Cognitive Engine Technology Can Help Public Safety Agencies
There Are Several Ways Public Safety Agencies Benefit From Employing Cognitive Engine Technology In RTCCs
Public safety agencies across the country have been deploying next-generation work centers, which use modern technologies and data analysis tools to integrate multiple data streams into a single, cohesive picture. That gives public safety officials the ability to assess a situation in real time and make decisions accordingly.
Real-time crime centers (RTCC) are a prime example of the next-generation work center concept. In RTCCs, public safety agencies can use data visualization, analytics and artificial intelligence technologies to glean insights to legacy information as well as real time data feeds. This capability leads to better and faster decision-making.
A key enabling technology for this kind of analysis is a cognitive engine, which are AI applications that can process unstructured data from multiple sources so users — public safety agencies in this case — can quickly extract actionable intelligence. These cognitive engines can enable law enforcement agencies to more quickly cull and analyze body camera footage, edit rich media, create transcripts and more.
In the case of RTCC environments, analysts and detectives may have to access 15 to 20 different data sources in order to determine possible persons of interest in a given case. Cognitive engines reach out across those sources and consolidate the information into dashboards as well as mapping programs, enabling faster, more concise information from which to base a decision.
Outside of response activities, cognitive engines are also useful for law enforcement to enhance transparency with the public. Cognitive engines can assist agencies to more quickly release information about law enforcement interactions with citizens.
What Is a Cognitive Engine?
A cognitive engine is an AI application that ingests unstructured data and analyzes it, then produces a result in a structured form.
There are cognitive engines for a wide range of different functions. For example, in the realm of text analysis, there are engines for language identification, translation, content classification, summarization, sentiment analysis and more. For analyzing video, engines exist for object detection, license plate recognition and optical character recognition. For speech, engines can be used to convert speech in audio or video files into text transcripts, identify speakers based on recordings of their voices and break audio files down into segments that separate out different speakers.
One of the leading providers of AI engines is a company called Veritone, which has an operating system for AI, aiWARE. The software “orchestrates a diverse ecosystem of machine learning models to transform audio, video, text, and other data sources into actionable intelligence,” according to the company’s website.
Veritone notes the platform “uses machine learning across the AI engine ecosystem to orchestrate and employ the best engines for the job, always producing optimal results.”
In the public safety context, such a solution has a variety of useful applications. One is to enable law enforcement to more quickly release to the public footage from body cameras, dash cameras or surveillance cameras, while redacting sensitive information such as the identity of innocent individuals or information that would compromise an ongoing investigation.
Such a tool allows public safety agencies to more quickly respond to public calls for the release of footage of interactions with citizens.
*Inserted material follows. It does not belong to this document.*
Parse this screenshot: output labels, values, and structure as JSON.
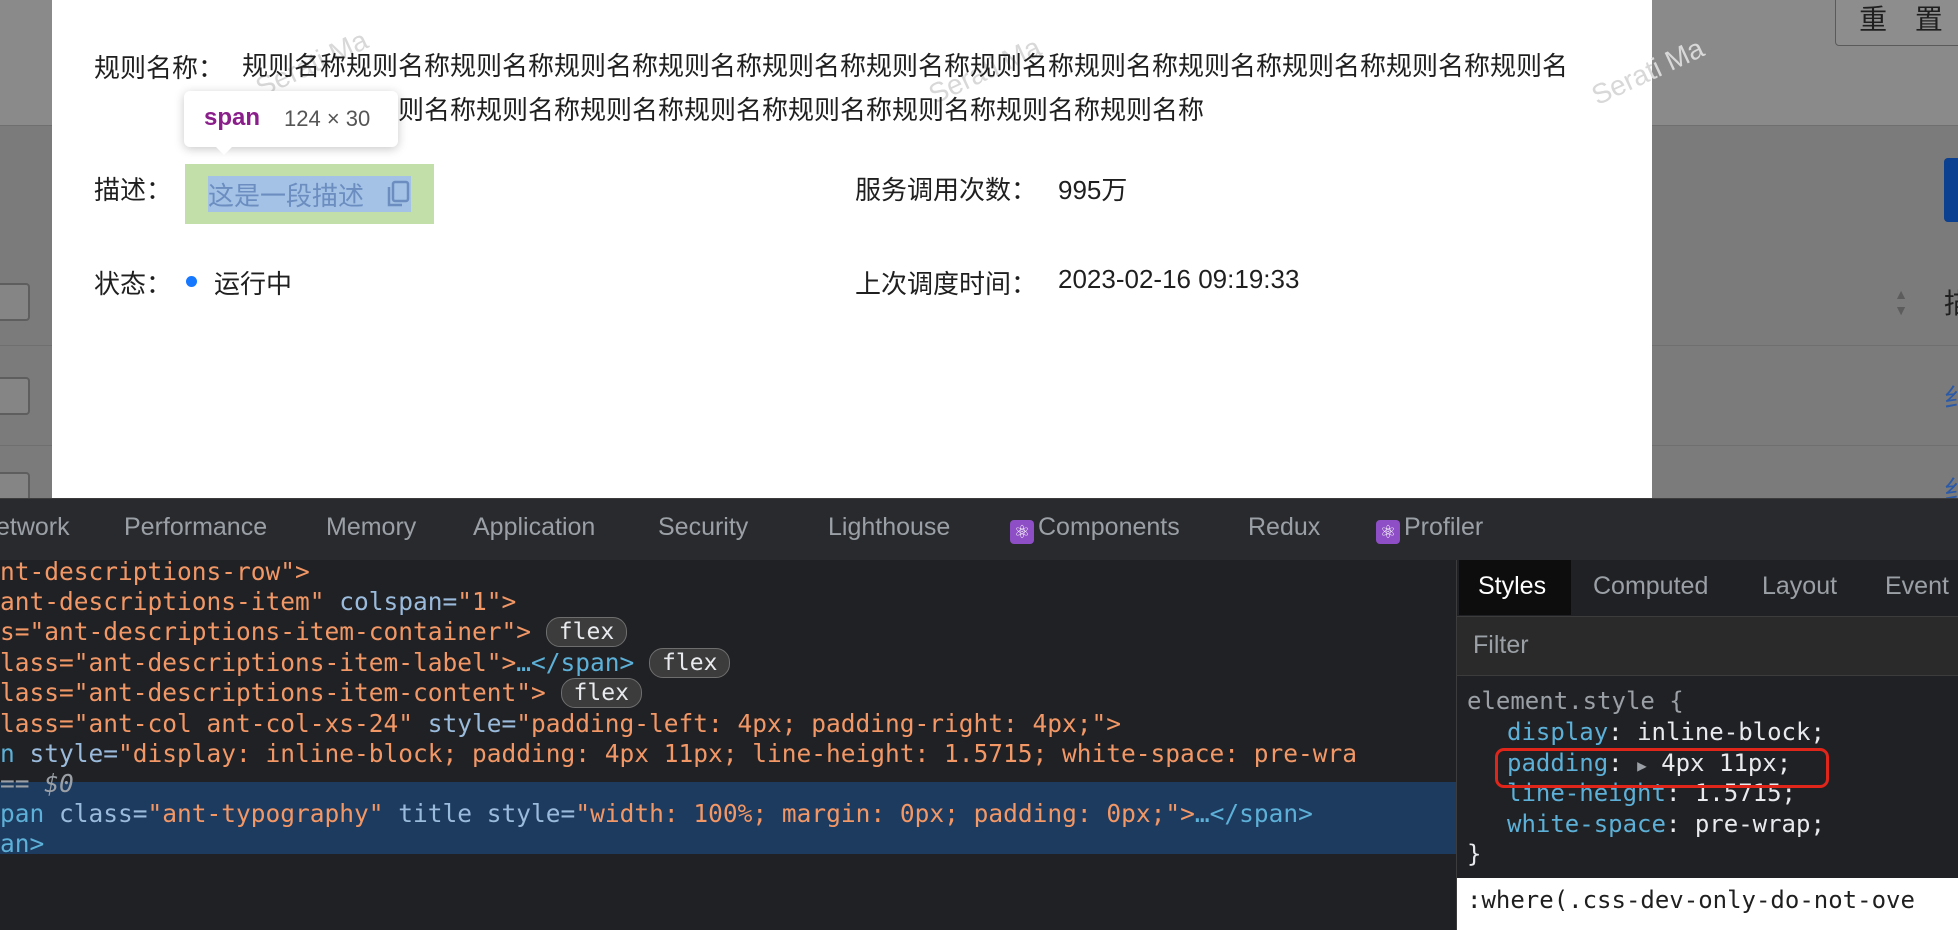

Instead of having users engage in a time-consuming manual redaction process, the software can detect human faces and lets users define other sensitive imagery, according to Veritone. The tool then automatically redacts it from audio-, video- and image-based evidence.
The Benefits of Cognitive Engines for Public Safety
There are several ways public safety agencies benefit from employing cognitive engine technology in RTCCs. One is obviously increased transparency. The more quickly evidence can be analyzed and redacted appropriately, the more quickly in can be released to the public.
Delays in releasing such evidence can sometimes lead to the perception that an agency is hiding something. Expediting the review and release of evidence can increase public trust and strengthen the relationship between a law enforcement agency and the community it serves.
“As law enforcement agencies are under increasing scrutiny, we welcome more transparency. We want to be able to share relevant videos proactively with the public, particularly those from body cams,” says David Jantas, the former chief of police at New Jersey’s Pemberton Township Police Department, on Veritone’s site. “To make this happen, we needed sophisticated redaction software. Veritone quickly emerged as the right partner –– its Redact solution checked all of our boxes for security, including CJIS compliance and the stability of Microsoft Azure’s cloud. It’s also saving us taxpayer dollars, resources and time.”
Cognitive engines are also force multipliers. They help cut down on the resources and time required of staff to analyze evidence. Instead of focusing on time-intensive but low-value tasks such as redaction and transcription, personnel can focus on higher-value work.
At a time when public safety agencies are facing greater demands for transparency from the public, technology tools can help them meet those demands while serving their communities.
This news was originally published at State Tech Magazine